7 family movies everyone can agree on
Opening this week, the heist thriller “Widows” takes place in Chicago, where it was filmed. But you know what? You never get a shot of the Bean, the Millennium Park sculpture formally known as Cloud Gate. You don’t see any of the usual tourist destinations.
Rather, “Widows” is set against vivid corners of Hyde Park, Garfield Park, Englewood and Lawndale, as well as shadowy interiors inhabited by members of the corrupt ruling class. At one point Colin Farrell, who plays the weaselly heir to papa Robert Duvall’s political fiefdom, has a tense drink with some smiling adversaries — one of whom, Farrell notes, needs money because he has a couple of kids enrolled at the Latin School. The conversation in question, full of fast, murmuring zingers, takes place in the dark, swank lobby of the downtown Chicago Athletic Association hotel.
You do glimpse a bit of Lake Michigan from the lakeside condo owned by the main character, Veronica, a Chicago Teachers Union administrator turned reluctant but highly capable criminal mastermind played by Viola Davis. But only a bit.
Director Steve McQueen’s first feature since winning the Academy Award for “12 Years a Slave,” “Widows” mines Chicago’s tribal conflicts, combative wards (the 18th on the Southwest Side, to be specific, though this is fiction, not fact) and mythic underworld history for more than mere background. The film braids several sets of characters together: black, white, working class, leisure class, unscrupulous and … more unscrupulous. Or murderous.

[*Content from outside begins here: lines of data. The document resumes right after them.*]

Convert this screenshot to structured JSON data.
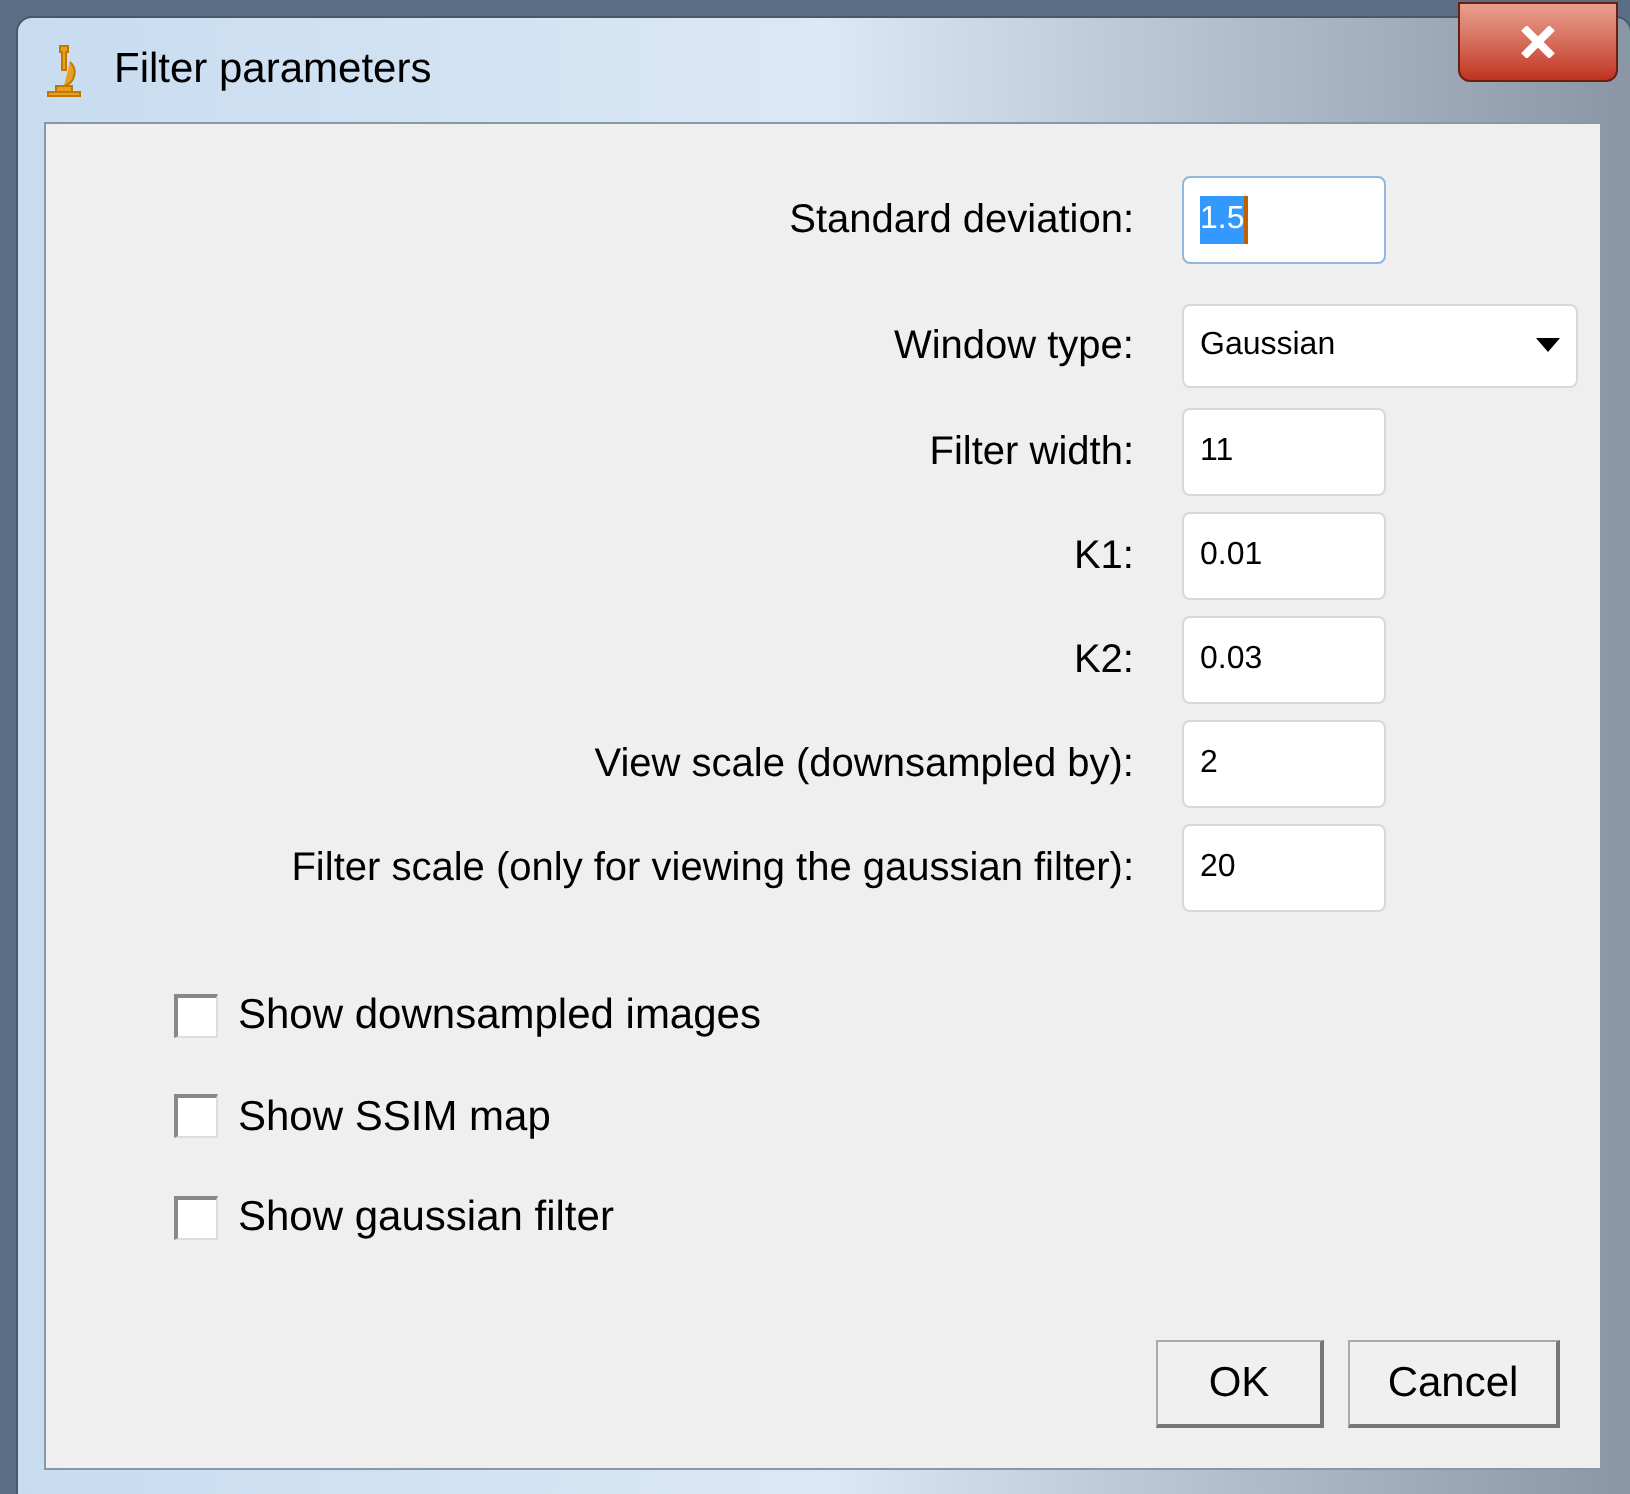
{
  "window": {
    "title": "Filter parameters"
  },
  "fields": [
    {
      "kind": "text",
      "label": "Standard deviation:",
      "value": "1.5",
      "highlighted": true
    },
    {
      "kind": "dropdown",
      "label": "Window type:",
      "value": "Gaussian",
      "highlighted": false
    },
    {
      "kind": "text",
      "label": "Filter width:",
      "value": "11",
      "highlighted": false
    },
    {
      "kind": "text",
      "label": "K1:",
      "value": "0.01",
      "highlighted": false
    },
    {
      "kind": "text",
      "label": "K2:",
      "value": "0.03",
      "highlighted": false
    },
    {
      "kind": "text",
      "label": "View scale (downsampled by):",
      "value": "2",
      "highlighted": false
    },
    {
      "kind": "text",
      "label": "Filter scale (only for viewing the gaussian filter):",
      "value": "20",
      "highlighted": false
    }
  ],
  "checkboxes": [
    {
      "label": "Show downsampled images",
      "checked": false
    },
    {
      "label": "Show SSIM map",
      "checked": false
    },
    {
      "label": "Show gaussian filter",
      "checked": false
    }
  ],
  "buttons": [
    "OK",
    "Cancel"
  ]
}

“Once we knew we were setting it here, we wanted to touch on as many elements of the city as we could without overpacking it,” says screenwriter and Chicago resident Gillian Flynn, best known for her novels “Gone Girl” and “Sharp Objects.”
Director Steve McQueen says of Chicago, “The city’s catchphrase, at least for me, is: ‘I got a guy.’ If you can get away with it, you can get away with it.”
Lin-Manuel Miranda and Emily Blunt star in the musical “Mary Poppins Returns,” a sequel to the 1964 hit.